Sylvia Plath
Morning Song (c. 1960)


Love set you going like a fat gold watch.


The midwife slapped your footsoles, and your bald cry


Took its place among the elements.




Our voices echo, magnifying your arrival. New statue.


In a drafty museum, your nakedness


Shadows our safety. We stand round blankly as walls.




I'm no more your mother


Than the cloud that distills a mirror to reflect its own slow


Effacement at the wind's hand.




All night your moth-breath


Flickers among the flat pink roses. I wake to listen:


A far sea moves in my ear.




One cry, and I stumble from bed, cow-heavy and floral


In my Victorian nightgown.


Your mouth opens clean as a cat's. The window square




Whitens and swallows its dull stars. And now you try

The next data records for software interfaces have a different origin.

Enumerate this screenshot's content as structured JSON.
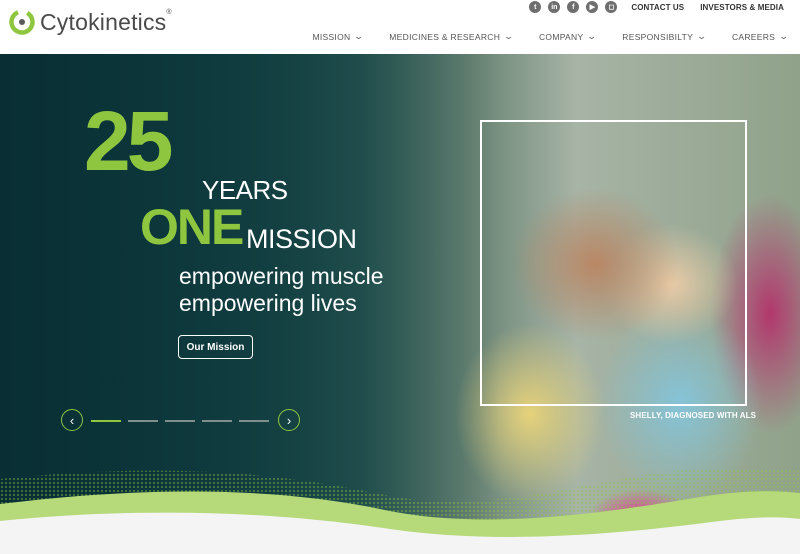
{
  "brand": {
    "name": "Cytokinetics",
    "tm": "®"
  },
  "social_icons": [
    "twitter-icon",
    "linkedin-icon",
    "facebook-icon",
    "youtube-icon",
    "instagram-icon"
  ],
  "top_links": [
    "CONTACT US",
    "INVESTORS & MEDIA"
  ],
  "nav": [
    {
      "label": "MISSION"
    },
    {
      "label": "MEDICINES & RESEARCH"
    },
    {
      "label": "COMPANY"
    },
    {
      "label": "RESPONSIBILTY"
    },
    {
      "label": "CAREERS"
    }
  ],
  "hero": {
    "number": "25",
    "years": "YEARS",
    "one": "ONE",
    "mission": "MISSION",
    "tagline_line1": "empowering muscle",
    "tagline_line2": "empowering lives",
    "cta_label": "Our Mission",
    "caption": "SHELLY, DIAGNOSED WITH ALS",
    "slides_total": 5,
    "active_slide": 1
  },
  "colors": {
    "accent": "#8ec63f",
    "dark_teal": "#0d3a40",
    "text_gray": "#4a4a4a"
  }
}
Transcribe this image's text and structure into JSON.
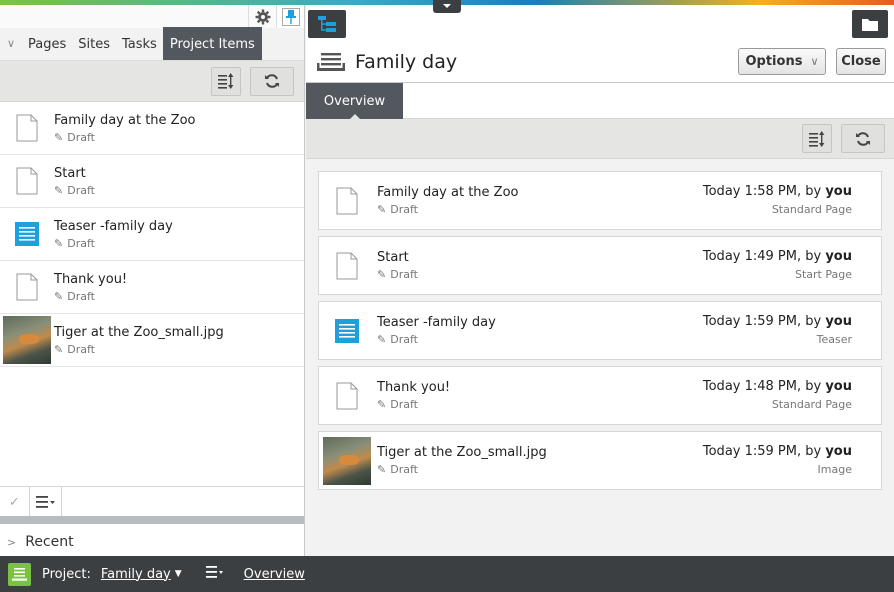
{
  "left_panel": {
    "tabs": [
      {
        "label": "Pages"
      },
      {
        "label": "Sites"
      },
      {
        "label": "Tasks"
      },
      {
        "label": "Project Items"
      }
    ],
    "active_tab": "Project Items",
    "items": [
      {
        "name": "Family day at the Zoo",
        "status": "Draft",
        "icon": "page-icon"
      },
      {
        "name": "Start",
        "status": "Draft",
        "icon": "page-icon"
      },
      {
        "name": "Teaser -family day",
        "status": "Draft",
        "icon": "teaser-block-icon"
      },
      {
        "name": "Thank you!",
        "status": "Draft",
        "icon": "page-icon"
      },
      {
        "name": "Tiger at the Zoo_small.jpg",
        "status": "Draft",
        "icon": "image-thumbnail"
      }
    ],
    "recent_label": "Recent"
  },
  "main": {
    "title": "Family day",
    "options_label": "Options",
    "close_label": "Close",
    "tab_overview": "Overview",
    "cards": [
      {
        "name": "Family day at the Zoo",
        "status": "Draft",
        "time": "Today 1:58 PM, by ",
        "user": "you",
        "type": "Standard Page",
        "icon": "page-icon"
      },
      {
        "name": "Start",
        "status": "Draft",
        "time": "Today 1:49 PM, by ",
        "user": "you",
        "type": "Start Page",
        "icon": "page-icon"
      },
      {
        "name": "Teaser -family day",
        "status": "Draft",
        "time": "Today 1:59 PM, by ",
        "user": "you",
        "type": "Teaser",
        "icon": "teaser-block-icon"
      },
      {
        "name": "Thank you!",
        "status": "Draft",
        "time": "Today 1:48 PM, by ",
        "user": "you",
        "type": "Standard Page",
        "icon": "page-icon"
      },
      {
        "name": "Tiger at the Zoo_small.jpg",
        "status": "Draft",
        "time": "Today 1:59 PM, by ",
        "user": "you",
        "type": "Image",
        "icon": "image-thumbnail"
      }
    ]
  },
  "bottom_bar": {
    "project_label": "Project:",
    "project_name": "Family day",
    "overview_link": "Overview"
  },
  "colors": {
    "accent_blue": "#1ea0dc",
    "dark_bar": "#3b3f42",
    "tab_active": "#52585e",
    "project_green": "#7cc242"
  }
}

Your handful of notes;


The clear vowels rise like balloons.